Element data from apps and pages
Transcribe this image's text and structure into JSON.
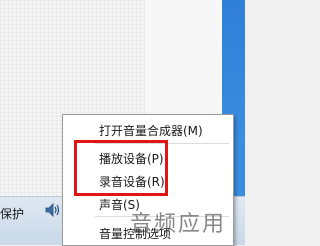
{
  "taskbar": {
    "partial_label": "保护",
    "speaker_icon": "speaker-icon"
  },
  "context_menu": {
    "items": [
      {
        "label": "打开音量合成器(M)"
      },
      {
        "label": "播放设备(P)"
      },
      {
        "label": "录音设备(R)"
      },
      {
        "label": "声音(S)"
      },
      {
        "label": "音量控制选项"
      }
    ]
  },
  "annotation": {
    "highlight_color": "#e01616"
  },
  "watermark": {
    "text": "音频应用"
  }
}
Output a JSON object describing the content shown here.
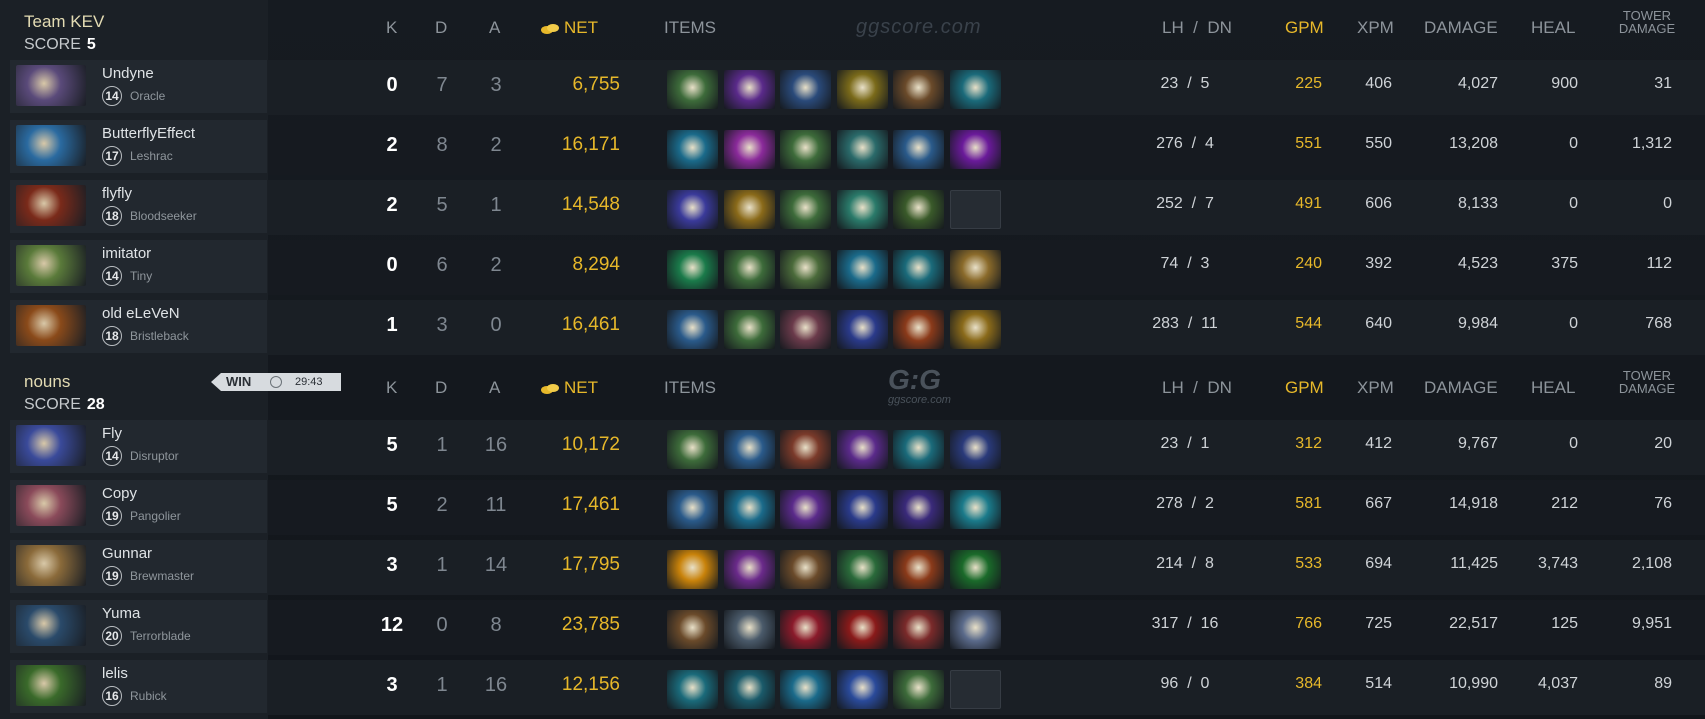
{
  "colors": {
    "gold": "#e7b82a",
    "win_badge": "#d7dbdf"
  },
  "watermark": "ggscore.com",
  "logo": {
    "mark": "G:G",
    "sub": "ggscore.com"
  },
  "win_badge": {
    "label": "WIN",
    "time": "29:43",
    "icon": "clock-icon"
  },
  "columns": {
    "k": "K",
    "d": "D",
    "a": "A",
    "net": "NET",
    "net_icon": "gold-coins-icon",
    "items": "ITEMS",
    "lh_dn": "LH  /  DN",
    "gpm": "GPM",
    "xpm": "XPM",
    "damage": "DAMAGE",
    "heal": "HEAL",
    "tower_damage_1": "TOWER",
    "tower_damage_2": "DAMAGE"
  },
  "teams": [
    {
      "name": "Team  KEV",
      "score_label": "SCORE",
      "score": "5",
      "players": [
        {
          "name": "Undyne",
          "level": "14",
          "hero": "Oracle",
          "hero_color": "#5a4a7a",
          "k": "0",
          "d": "7",
          "a": "3",
          "net": "6,755",
          "lh_dn": "23  /  5",
          "gpm": "225",
          "xpm": "406",
          "damage": "4,027",
          "heal": "900",
          "tower": "31",
          "items": [
            "#3d6b3a",
            "#5a2a8a",
            "#2a4a7a",
            "#7a6a1a",
            "#6a4a2a",
            "#1a6a7a"
          ]
        },
        {
          "name": "ButterflyEffect",
          "level": "17",
          "hero": "Leshrac",
          "hero_color": "#2a6aa0",
          "k": "2",
          "d": "8",
          "a": "2",
          "net": "16,171",
          "lh_dn": "276  /  4",
          "gpm": "551",
          "xpm": "550",
          "damage": "13,208",
          "heal": "0",
          "tower": "1,312",
          "items": [
            "#1a6a8a",
            "#8a2a9a",
            "#3d6b3a",
            "#2a6a6a",
            "#2a5a8a",
            "#6a1a9a"
          ]
        },
        {
          "name": "flyfly",
          "level": "18",
          "hero": "Bloodseeker",
          "hero_color": "#7a2a1a",
          "k": "2",
          "d": "5",
          "a": "1",
          "net": "14,548",
          "lh_dn": "252  /  7",
          "gpm": "491",
          "xpm": "606",
          "damage": "8,133",
          "heal": "0",
          "tower": "0",
          "items": [
            "#3a3a9a",
            "#8a6a1a",
            "#3d6b3a",
            "#2a7a6a",
            "#3a5a2a",
            "empty"
          ]
        },
        {
          "name": "imitator",
          "level": "14",
          "hero": "Tiny",
          "hero_color": "#5a7a3a",
          "k": "0",
          "d": "6",
          "a": "2",
          "net": "8,294",
          "lh_dn": "74  /  3",
          "gpm": "240",
          "xpm": "392",
          "damage": "4,523",
          "heal": "375",
          "tower": "112",
          "items": [
            "#1a7a4a",
            "#3d6b3a",
            "#4a6a3a",
            "#1a6a8a",
            "#1a6a7a",
            "#8a6a2a"
          ]
        },
        {
          "name": "old eLeVeN",
          "level": "18",
          "hero": "Bristleback",
          "hero_color": "#8a4a1a",
          "k": "1",
          "d": "3",
          "a": "0",
          "net": "16,461",
          "lh_dn": "283  /  11",
          "gpm": "544",
          "xpm": "640",
          "damage": "9,984",
          "heal": "0",
          "tower": "768",
          "items": [
            "#2a5a8a",
            "#3d6b3a",
            "#6a3a4a",
            "#2a3a8a",
            "#8a3a1a",
            "#8a6a1a"
          ]
        }
      ]
    },
    {
      "name": "nouns",
      "score_label": "SCORE",
      "score": "28",
      "players": [
        {
          "name": "Fly",
          "level": "14",
          "hero": "Disruptor",
          "hero_color": "#3a4a9a",
          "k": "5",
          "d": "1",
          "a": "16",
          "net": "10,172",
          "lh_dn": "23  /  1",
          "gpm": "312",
          "xpm": "412",
          "damage": "9,767",
          "heal": "0",
          "tower": "20",
          "items": [
            "#3d6b3a",
            "#2a5a8a",
            "#7a3a2a",
            "#5a2a8a",
            "#1a6a7a",
            "#2a3a7a"
          ]
        },
        {
          "name": "Copy",
          "level": "19",
          "hero": "Pangolier",
          "hero_color": "#8a4a5a",
          "k": "5",
          "d": "2",
          "a": "11",
          "net": "17,461",
          "lh_dn": "278  /  2",
          "gpm": "581",
          "xpm": "667",
          "damage": "14,918",
          "heal": "212",
          "tower": "76",
          "items": [
            "#2a5a8a",
            "#1a6a8a",
            "#5a2a8a",
            "#2a3a8a",
            "#3a2a7a",
            "#1a7a8a"
          ]
        },
        {
          "name": "Gunnar",
          "level": "19",
          "hero": "Brewmaster",
          "hero_color": "#8a6a3a",
          "k": "3",
          "d": "1",
          "a": "14",
          "net": "17,795",
          "lh_dn": "214  /  8",
          "gpm": "533",
          "xpm": "694",
          "damage": "11,425",
          "heal": "3,743",
          "tower": "2,108",
          "items": [
            "#c8820a",
            "#6a2a8a",
            "#6a4a2a",
            "#2a6a3a",
            "#8a3a1a",
            "#1a6a2a"
          ]
        },
        {
          "name": "Yuma",
          "level": "20",
          "hero": "Terrorblade",
          "hero_color": "#2a4a6a",
          "k": "12",
          "d": "0",
          "a": "8",
          "net": "23,785",
          "lh_dn": "317  /  16",
          "gpm": "766",
          "xpm": "725",
          "damage": "22,517",
          "heal": "125",
          "tower": "9,951",
          "items": [
            "#6a4a2a",
            "#4a5a6a",
            "#8a1a2a",
            "#8a1a1a",
            "#7a2a2a",
            "#5a6a8a"
          ]
        },
        {
          "name": "lelis",
          "level": "16",
          "hero": "Rubick",
          "hero_color": "#3a6a2a",
          "k": "3",
          "d": "1",
          "a": "16",
          "net": "12,156",
          "lh_dn": "96  /  0",
          "gpm": "384",
          "xpm": "514",
          "damage": "10,990",
          "heal": "4,037",
          "tower": "89",
          "items": [
            "#1a6a7a",
            "#1a5a6a",
            "#1a6a8a",
            "#2a4a9a",
            "#3d6b3a",
            "empty"
          ]
        }
      ]
    }
  ]
}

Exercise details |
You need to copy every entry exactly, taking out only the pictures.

Your response |
Transcribe this image's text and structure into JSON.
{
  "taskbar": {
    "partial_label": "保护",
    "speaker_icon": "speaker-icon"
  },
  "context_menu": {
    "items": [
      {
        "label": "打开音量合成器(M)"
      },
      {
        "label": "播放设备(P)"
      },
      {
        "label": "录音设备(R)"
      },
      {
        "label": "声音(S)"
      },
      {
        "label": "音量控制选项"
      }
    ]
  },
  "annotation": {
    "highlight_color": "#e01616"
  },
  "watermark": {
    "text": "音频应用"
  }
}
Output a JSON object describing the content shown here.
{
  "colors": {
    "gold": "#e7b82a",
    "win_badge": "#d7dbdf"
  },
  "watermark": "ggscore.com",
  "logo": {
    "mark": "G:G",
    "sub": "ggscore.com"
  },
  "win_badge": {
    "label": "WIN",
    "time": "29:43",
    "icon": "clock-icon"
  },
  "columns": {
    "k": "K",
    "d": "D",
    "a": "A",
    "net": "NET",
    "net_icon": "gold-coins-icon",
    "items": "ITEMS",
    "lh_dn": "LH  /  DN",
    "gpm": "GPM",
    "xpm": "XPM",
    "damage": "DAMAGE",
    "heal": "HEAL",
    "tower_damage_1": "TOWER",
    "tower_damage_2": "DAMAGE"
  },
  "teams": [
    {
      "name": "Team  KEV",
      "score_label": "SCORE",
      "score": "5",
      "players": [
        {
          "name": "Undyne",
          "level": "14",
          "hero": "Oracle",
          "hero_color": "#5a4a7a",
          "k": "0",
          "d": "7",
          "a": "3",
          "net": "6,755",
          "lh_dn": "23  /  5",
          "gpm": "225",
          "xpm": "406",
          "damage": "4,027",
          "heal": "900",
          "tower": "31",
          "items": [
            "#3d6b3a",
            "#5a2a8a",
            "#2a4a7a",
            "#7a6a1a",
            "#6a4a2a",
            "#1a6a7a"
          ]
        },
        {
          "name": "ButterflyEffect",
          "level": "17",
          "hero": "Leshrac",
          "hero_color": "#2a6aa0",
          "k": "2",
          "d": "8",
          "a": "2",
          "net": "16,171",
          "lh_dn": "276  /  4",
          "gpm": "551",
          "xpm": "550",
          "damage": "13,208",
          "heal": "0",
          "tower": "1,312",
          "items": [
            "#1a6a8a",
            "#8a2a9a",
            "#3d6b3a",
            "#2a6a6a",
            "#2a5a8a",
            "#6a1a9a"
          ]
        },
        {
          "name": "flyfly",
          "level": "18",
          "hero": "Bloodseeker",
          "hero_color": "#7a2a1a",
          "k": "2",
          "d": "5",
          "a": "1",
          "net": "14,548",
          "lh_dn": "252  /  7",
          "gpm": "491",
          "xpm": "606",
          "damage": "8,133",
          "heal": "0",
          "tower": "0",
          "items": [
            "#3a3a9a",
            "#8a6a1a",
            "#3d6b3a",
            "#2a7a6a",
            "#3a5a2a",
            "empty"
          ]
        },
        {
          "name": "imitator",
          "level": "14",
          "hero": "Tiny",
          "hero_color": "#5a7a3a",
          "k": "0",
          "d": "6",
          "a": "2",
          "net": "8,294",
          "lh_dn": "74  /  3",
          "gpm": "240",
          "xpm": "392",
          "damage": "4,523",
          "heal": "375",
          "tower": "112",
          "items": [
            "#1a7a4a",
            "#3d6b3a",
            "#4a6a3a",
            "#1a6a8a",
            "#1a6a7a",
            "#8a6a2a"
          ]
        },
        {
          "name": "old eLeVeN",
          "level": "18",
          "hero": "Bristleback",
          "hero_color": "#8a4a1a",
          "k": "1",
          "d": "3",
          "a": "0",
          "net": "16,461",
          "lh_dn": "283  /  11",
          "gpm": "544",
          "xpm": "640",
          "damage": "9,984",
          "heal": "0",
          "tower": "768",
          "items": [
            "#2a5a8a",
            "#3d6b3a",
            "#6a3a4a",
            "#2a3a8a",
            "#8a3a1a",
            "#8a6a1a"
          ]
        }
      ]
    },
    {
      "name": "nouns",
      "score_label": "SCORE",
      "score": "28",
      "players": [
        {
          "name": "Fly",
          "level": "14",
          "hero": "Disruptor",
          "hero_color": "#3a4a9a",
          "k": "5",
          "d": "1",
          "a": "16",
          "net": "10,172",
          "lh_dn": "23  /  1",
          "gpm": "312",
          "xpm": "412",
          "damage": "9,767",
          "heal": "0",
          "tower": "20",
          "items": [
            "#3d6b3a",
            "#2a5a8a",
            "#7a3a2a",
            "#5a2a8a",
            "#1a6a7a",
            "#2a3a7a"
          ]
        },
        {
          "name": "Copy",
          "level": "19",
          "hero": "Pangolier",
          "hero_color": "#8a4a5a",
          "k": "5",
          "d": "2",
          "a": "11",
          "net": "17,461",
          "lh_dn": "278  /  2",
          "gpm": "581",
          "xpm": "667",
          "damage": "14,918",
          "heal": "212",
          "tower": "76",
          "items": [
            "#2a5a8a",
            "#1a6a8a",
            "#5a2a8a",
            "#2a3a8a",
            "#3a2a7a",
            "#1a7a8a"
          ]
        },
        {
          "name": "Gunnar",
          "level": "19",
          "hero": "Brewmaster",
          "hero_color": "#8a6a3a",
          "k": "3",
          "d": "1",
          "a": "14",
          "net": "17,795",
          "lh_dn": "214  /  8",
          "gpm": "533",
          "xpm": "694",
          "damage": "11,425",
          "heal": "3,743",
          "tower": "2,108",
          "items": [
            "#c8820a",
            "#6a2a8a",
            "#6a4a2a",
            "#2a6a3a",
            "#8a3a1a",
            "#1a6a2a"
          ]
        },
        {
          "name": "Yuma",
          "level": "20",
          "hero": "Terrorblade",
          "hero_color": "#2a4a6a",
          "k": "12",
          "d": "0",
          "a": "8",
          "net": "23,785",
          "lh_dn": "317  /  16",
          "gpm": "766",
          "xpm": "725",
          "damage": "22,517",
          "heal": "125",
          "tower": "9,951",
          "items": [
            "#6a4a2a",
            "#4a5a6a",
            "#8a1a2a",
            "#8a1a1a",
            "#7a2a2a",
            "#5a6a8a"
          ]
        },
        {
          "name": "lelis",
          "level": "16",
          "hero": "Rubick",
          "hero_color": "#3a6a2a",
          "k": "3",
          "d": "1",
          "a": "16",
          "net": "12,156",
          "lh_dn": "96  /  0",
          "gpm": "384",
          "xpm": "514",
          "damage": "10,990",
          "heal": "4,037",
          "tower": "89",
          "items": [
            "#1a6a7a",
            "#1a5a6a",
            "#1a6a8a",
            "#2a4a9a",
            "#3d6b3a",
            "empty"
          ]
        }
      ]
    }
  ]
}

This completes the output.